Sign In
CPW News Release
CPW News Release
​​
4/12/2022
Tree with active bald eagle nest at Barr Lake State Park falls down in windstorm


FOR IMMEDIATE RELEASE 
Jason Clay
Northeast Region Public Information Officer
303-291-7234
/ jason.clay@state.co.us 
@CPW_NE

Cottonwood tree with active bald eagle nest at Barr Lake State Park falls down in recent windstorm

A side-by-side comparison of the bald eagle nesting tree, before and after, it blew down at Barr Lake State Park

BRIGHTON, Colo. - For a second consecutive year, a cottonwood tree holding an active bald eagle nest at Barr Lake State Park blew down in a windstorm.

It is believed the nesting tree came down on Wednesday, April 6, which is nearly one year to the day when the nesting tree blew down in 2021 (that was on April 5).

Because of the high water levels in the area where the nesting tree fell, no remnants of the nest or eggs have been discovered. Pictures from a Barr Lake State Park volunteer led to the discovery that the nesting tree had fallen over, and that was confirmed by Park Rangers.

“It is with a heavy heart that we report that our eagle nesting tree fell down in the windstorms last week,” said Park Manager Michelle Seubert. “This was a new nest that they started this year after the other nesting tree fell last year. We are hopeful next year they will choose the tree we put our wire basket in. You just never know what mother nature has in store for us.”
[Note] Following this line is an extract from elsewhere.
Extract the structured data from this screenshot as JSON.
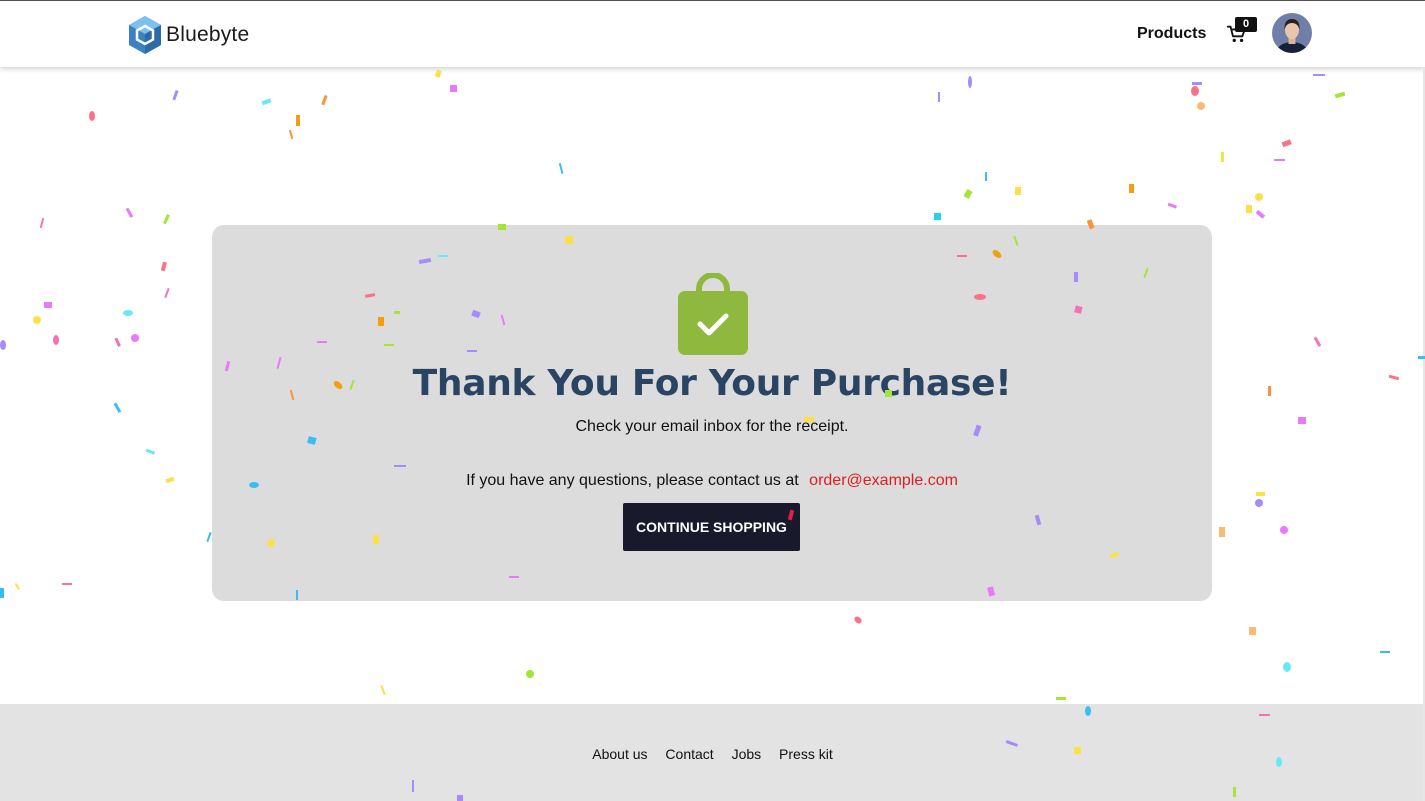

Details on the bald eagle nesting basket installed by park staff on Nov. 12, 2021 can be found in this press release.

A second bald eagle nest at Barr Lake, on the opposite side of the reservoir as the other, appears to have failed with no adult eagles observed there over the last two weeks. However, several other nests in the area outside of Barr Lake State Park remain intact and active.

Bald eagle nests can be 7-8 feet across, usually in tall trees high above the ground. Bald eagles often choose dead limbs in tall trees, possibly because their view is not obstructed by foliage. Nests are often found near water.

Females lay 1-3 eggs, which are dull white. The incubation period is about 35-40 days, with both the male and female keeping the eggs warm.

It is possible the eggs of both nests at Barr Lake failed during the incubation phase this year. Reesa Conrey, Avian Researcher for Colorado Parks and Wildlife and leader of the agency's ongoing study of bald eagles along the Front Range, said that between ⅓ and 1/2 of the bald eagle nests in the study area have hatched already this spring.

Click here to learn more about CPW’s study of bald eagles along the Front Range

Of the 95 known bald eagle nests that were occupied along the Front Range last year, 81 percent of them hatched eaglets and 75 percent successfully fledged at least one eaglet. Conrey said those numbers vary from year-to-year, but that a 65-90 percent apparent nest success rate is the likely range. 

In 2021, 122 nests were reported as occupied by bald eagles in the northeast region of Colorado, and there were 246 reported and occupied nests statewide. That statewide number is up from 82 in 2016 (it should be noted that different surveying and reporting efforts can vary from year-to-year).

A pair of bald eagles has been observed in Barr Lake’s wildlife refuge every year since 1986. Since that time, they have survived storms, the loss of nesting trees and even the disappearance of the male. After three years of failed attempts to raise young, the bald eagle pair was finally successful in 1989. 

As of 2021, the Barr Lake eagles have fledged 59 young eagles. An eagle nest may be added to and reused for longer than 20 years, or a pair may use another nest site.

- END OF RELEASE - 

Photos below are from Nov. 12, 2021 when park staff installed three nesting baskets back in cottonwood trees to try to entice bald eagles to re-establish a new nest that is in view of the boardwalk gazebo. The bald eagles did not utilize these baskets this year.

Share Share
Tweet Tweet
Share Share
Forward Forward
CPW is an enterprise agency, relying primarily on license sales, state parks fees and registration fees to support its operations, including: 42 state parks and more than 350 wildlife areas covering approximately 900,000 acres, management of fishing and hunting, wildlife watching, camping, motorized and non-motorized trails, boating and outdoor education. CPW's work contributes approximately $6 billion in total economic impact annually throughout Colorado.
   
Copyright © 2022 Colorado Parks and Wildlife, All rights reserved.
​​